We used a dating-like dynamic where users can request a connection, but that connection doesn’t do anything unless it’s mutual. Checking for mutual connections (and marking the appropriately) was an integral part of CRUD operations on the connections table.
- Responsive design
Since this app was built to be used at networking events we needed to build it mobile-first. This was a lot of fun. Lots of flexbox, lots of vw and vh, and a bit of absolute and fixed positioning. We used BEM conventions for the CSS, wrote 80% of the declarations for a small screen, and added a small section within a media query for desktop users.
- Templating with multi-part EJS files
- Knex Promises — lots of them
This wasn’t a ‘feature’ per se, but just a complexity that we handled nicely. Plenty of our pages required multi-part queries into our database. In these cases we used nested promises, or in some cases Promise.all() to handle the composite payload coming back. We packaged that data into object manifests and then passed them to the view engine for rendering.
OK so how’d it go with the team?
Once the app reached a certain level of complexity, my teammates started asking to work on peripheral features so as to play safely without introducing major bugs. This meant that by about day 4, I had taken over as principal engineer on the whole app, and my two teammates spent the remainder of the week on non-critical features which didn’t entirely make it into the finished product.
^^ Depending on your priorities, this could have been a misstep.

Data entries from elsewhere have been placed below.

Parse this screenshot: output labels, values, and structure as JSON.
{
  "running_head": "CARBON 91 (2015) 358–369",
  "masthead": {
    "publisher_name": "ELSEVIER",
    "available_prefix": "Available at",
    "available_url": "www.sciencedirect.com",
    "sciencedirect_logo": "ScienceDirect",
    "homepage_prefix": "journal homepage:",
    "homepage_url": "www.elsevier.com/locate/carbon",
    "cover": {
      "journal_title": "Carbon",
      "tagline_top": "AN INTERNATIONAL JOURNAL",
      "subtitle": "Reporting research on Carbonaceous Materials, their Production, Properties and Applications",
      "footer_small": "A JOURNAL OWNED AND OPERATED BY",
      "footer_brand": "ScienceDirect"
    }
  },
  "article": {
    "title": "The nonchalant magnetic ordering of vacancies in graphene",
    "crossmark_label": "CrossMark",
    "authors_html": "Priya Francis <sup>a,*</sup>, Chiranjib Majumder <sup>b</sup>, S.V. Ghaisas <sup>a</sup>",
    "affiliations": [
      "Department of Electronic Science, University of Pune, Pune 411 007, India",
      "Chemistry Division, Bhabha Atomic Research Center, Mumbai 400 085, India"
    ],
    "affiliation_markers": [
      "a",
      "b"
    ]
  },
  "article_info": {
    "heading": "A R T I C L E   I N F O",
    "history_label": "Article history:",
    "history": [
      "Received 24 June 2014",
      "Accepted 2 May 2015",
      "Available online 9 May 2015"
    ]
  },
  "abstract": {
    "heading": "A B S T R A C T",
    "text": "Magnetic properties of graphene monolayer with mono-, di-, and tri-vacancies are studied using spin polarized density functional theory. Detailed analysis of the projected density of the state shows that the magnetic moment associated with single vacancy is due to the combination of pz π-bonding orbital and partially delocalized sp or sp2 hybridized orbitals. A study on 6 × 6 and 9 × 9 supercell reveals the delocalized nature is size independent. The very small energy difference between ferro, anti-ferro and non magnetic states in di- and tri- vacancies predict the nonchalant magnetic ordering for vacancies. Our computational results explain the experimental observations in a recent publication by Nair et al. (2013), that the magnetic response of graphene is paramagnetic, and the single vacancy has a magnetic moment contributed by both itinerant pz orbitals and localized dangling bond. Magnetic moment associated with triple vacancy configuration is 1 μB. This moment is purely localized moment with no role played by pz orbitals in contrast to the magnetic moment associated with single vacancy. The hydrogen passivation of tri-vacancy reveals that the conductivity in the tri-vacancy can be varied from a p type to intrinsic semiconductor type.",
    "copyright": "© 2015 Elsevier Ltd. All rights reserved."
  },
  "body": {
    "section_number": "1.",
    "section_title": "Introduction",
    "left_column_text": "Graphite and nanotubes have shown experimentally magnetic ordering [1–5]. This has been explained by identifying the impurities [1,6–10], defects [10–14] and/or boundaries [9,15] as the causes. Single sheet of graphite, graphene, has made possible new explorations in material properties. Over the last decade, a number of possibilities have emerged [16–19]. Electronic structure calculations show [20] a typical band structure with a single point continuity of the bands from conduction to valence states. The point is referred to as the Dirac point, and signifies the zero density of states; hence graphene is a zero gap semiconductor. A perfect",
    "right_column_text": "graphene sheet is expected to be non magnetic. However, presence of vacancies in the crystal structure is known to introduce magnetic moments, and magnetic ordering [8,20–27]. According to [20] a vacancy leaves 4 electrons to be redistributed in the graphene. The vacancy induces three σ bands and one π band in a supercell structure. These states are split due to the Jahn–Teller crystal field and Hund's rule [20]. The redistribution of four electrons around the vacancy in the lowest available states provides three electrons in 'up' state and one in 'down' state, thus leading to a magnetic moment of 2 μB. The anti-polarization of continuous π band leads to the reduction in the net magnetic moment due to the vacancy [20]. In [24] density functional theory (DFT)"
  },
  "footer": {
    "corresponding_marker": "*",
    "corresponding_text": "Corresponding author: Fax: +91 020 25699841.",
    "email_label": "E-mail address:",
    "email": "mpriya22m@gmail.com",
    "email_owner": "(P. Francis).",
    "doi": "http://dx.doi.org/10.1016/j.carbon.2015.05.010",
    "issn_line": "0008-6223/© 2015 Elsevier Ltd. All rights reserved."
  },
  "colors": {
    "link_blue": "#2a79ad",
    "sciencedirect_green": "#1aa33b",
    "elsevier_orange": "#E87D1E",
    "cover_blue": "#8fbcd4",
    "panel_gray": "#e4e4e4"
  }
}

On the one hand, I was happy to give my teammates a break, put on my headphones, and go full-throttle to deliver something that worked well, within the allotted timeframe. On the other hand, perhaps my teammates missed out on an important learning opportunity here. We valued product over process here, and maybe I should have insisted that my teammates fight through their bugs and learn more the hard way. Hard to say the best path there.
Suffice it to say, in the back half of the week I got the chance to go full-speed and ship a bunch of features, and my teammates got a chance to focus on learning over producing. At very worst, everyone got out of this week what he put into it, which is just as well.
Wrap up, and what’s next
Our presentation went great, insofar as we got a positive reaction and a lot of encouragement to keep up development of this idea.
So, sometime later this spring, if I find the time, I’m planning on rebuilding this from scratch with a single-page architecture … and probably a new name. This was merely a proof of concept — I doubt anybody would ever use this app alone because it’s clunky and just another app without a huge value proposition on its own.
Rather, with the next-gen rebuild, the idea will be to sit on top of other APIs like EventBrite and MeetUp. This way, our prospective users don’t have to do much to get started, and get some immediate value out of our core proposition. Should be an interesting exercise, at very least.